### [WORK INSTRUCTIONS]
Give back the whole listing exactly as written, leaving out each picture.

++++ RECORD EXTRACTS

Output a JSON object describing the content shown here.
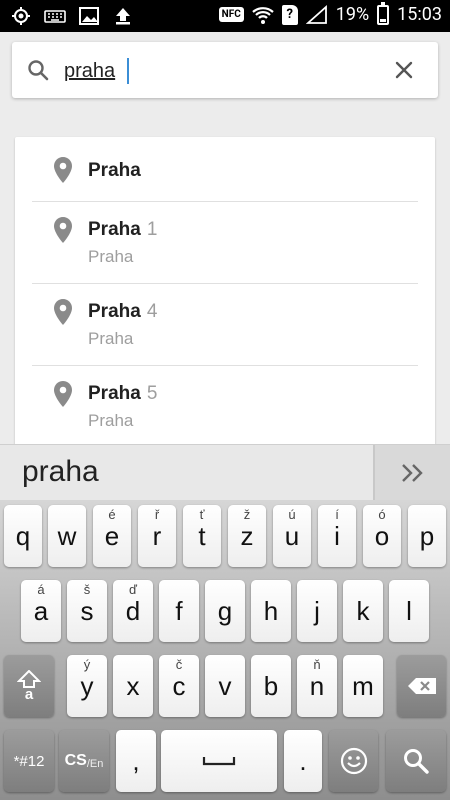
{
  "status_bar": {
    "nfc": "NFC",
    "sim": "?",
    "battery": "19%",
    "time": "15:03",
    "battery_fraction": 0.19
  },
  "search": {
    "value": "praha",
    "placeholder": ""
  },
  "results": [
    {
      "title": "Praha",
      "number": "",
      "subtitle": ""
    },
    {
      "title": "Praha",
      "number": "1",
      "subtitle": "Praha"
    },
    {
      "title": "Praha",
      "number": "4",
      "subtitle": "Praha"
    },
    {
      "title": "Praha",
      "number": "5",
      "subtitle": "Praha"
    }
  ],
  "suggestion": {
    "text": "praha"
  },
  "keyboard": {
    "row1": [
      {
        "label": "q",
        "alt": ""
      },
      {
        "label": "w",
        "alt": ""
      },
      {
        "label": "e",
        "alt": "é"
      },
      {
        "label": "r",
        "alt": "ř"
      },
      {
        "label": "t",
        "alt": "ť"
      },
      {
        "label": "z",
        "alt": "ž"
      },
      {
        "label": "u",
        "alt": "ú"
      },
      {
        "label": "i",
        "alt": "í"
      },
      {
        "label": "o",
        "alt": "ó"
      },
      {
        "label": "p",
        "alt": ""
      }
    ],
    "row2": [
      {
        "label": "a",
        "alt": "á"
      },
      {
        "label": "s",
        "alt": "š"
      },
      {
        "label": "d",
        "alt": "ď"
      },
      {
        "label": "f",
        "alt": ""
      },
      {
        "label": "g",
        "alt": ""
      },
      {
        "label": "h",
        "alt": ""
      },
      {
        "label": "j",
        "alt": ""
      },
      {
        "label": "k",
        "alt": ""
      },
      {
        "label": "l",
        "alt": ""
      }
    ],
    "row3": [
      {
        "label": "y",
        "alt": "ý"
      },
      {
        "label": "x",
        "alt": ""
      },
      {
        "label": "c",
        "alt": "č"
      },
      {
        "label": "v",
        "alt": ""
      },
      {
        "label": "b",
        "alt": ""
      },
      {
        "label": "n",
        "alt": "ň"
      },
      {
        "label": "m",
        "alt": ""
      }
    ],
    "shift_label": "a",
    "symbols_label": "*#12",
    "lang_label": "CS",
    "lang_sub": "/En",
    "comma": ",",
    "period": "."
  }
}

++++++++

### [ANSWER FOR THE TASK]
Output a JSON object describing the content shown here.
{
  "status_bar": {
    "nfc": "NFC",
    "sim": "?",
    "battery": "19%",
    "time": "15:03",
    "battery_fraction": 0.19
  },
  "search": {
    "value": "praha",
    "placeholder": ""
  },
  "results": [
    {
      "title": "Praha",
      "number": "",
      "subtitle": ""
    },
    {
      "title": "Praha",
      "number": "1",
      "subtitle": "Praha"
    },
    {
      "title": "Praha",
      "number": "4",
      "subtitle": "Praha"
    },
    {
      "title": "Praha",
      "number": "5",
      "subtitle": "Praha"
    }
  ],
  "suggestion": {
    "text": "praha"
  },
  "keyboard": {
    "row1": [
      {
        "label": "q",
        "alt": ""
      },
      {
        "label": "w",
        "alt": ""
      },
      {
        "label": "e",
        "alt": "é"
      },
      {
        "label": "r",
        "alt": "ř"
      },
      {
        "label": "t",
        "alt": "ť"
      },
      {
        "label": "z",
        "alt": "ž"
      },
      {
        "label": "u",
        "alt": "ú"
      },
      {
        "label": "i",
        "alt": "í"
      },
      {
        "label": "o",
        "alt": "ó"
      },
      {
        "label": "p",
        "alt": ""
      }
    ],
    "row2": [
      {
        "label": "a",
        "alt": "á"
      },
      {
        "label": "s",
        "alt": "š"
      },
      {
        "label": "d",
        "alt": "ď"
      },
      {
        "label": "f",
        "alt": ""
      },
      {
        "label": "g",
        "alt": ""
      },
      {
        "label": "h",
        "alt": ""
      },
      {
        "label": "j",
        "alt": ""
      },
      {
        "label": "k",
        "alt": ""
      },
      {
        "label": "l",
        "alt": ""
      }
    ],
    "row3": [
      {
        "label": "y",
        "alt": "ý"
      },
      {
        "label": "x",
        "alt": ""
      },
      {
        "label": "c",
        "alt": "č"
      },
      {
        "label": "v",
        "alt": ""
      },
      {
        "label": "b",
        "alt": ""
      },
      {
        "label": "n",
        "alt": "ň"
      },
      {
        "label": "m",
        "alt": ""
      }
    ],
    "shift_label": "a",
    "symbols_label": "*#12",
    "lang_label": "CS",
    "lang_sub": "/En",
    "comma": ",",
    "period": "."
  }
}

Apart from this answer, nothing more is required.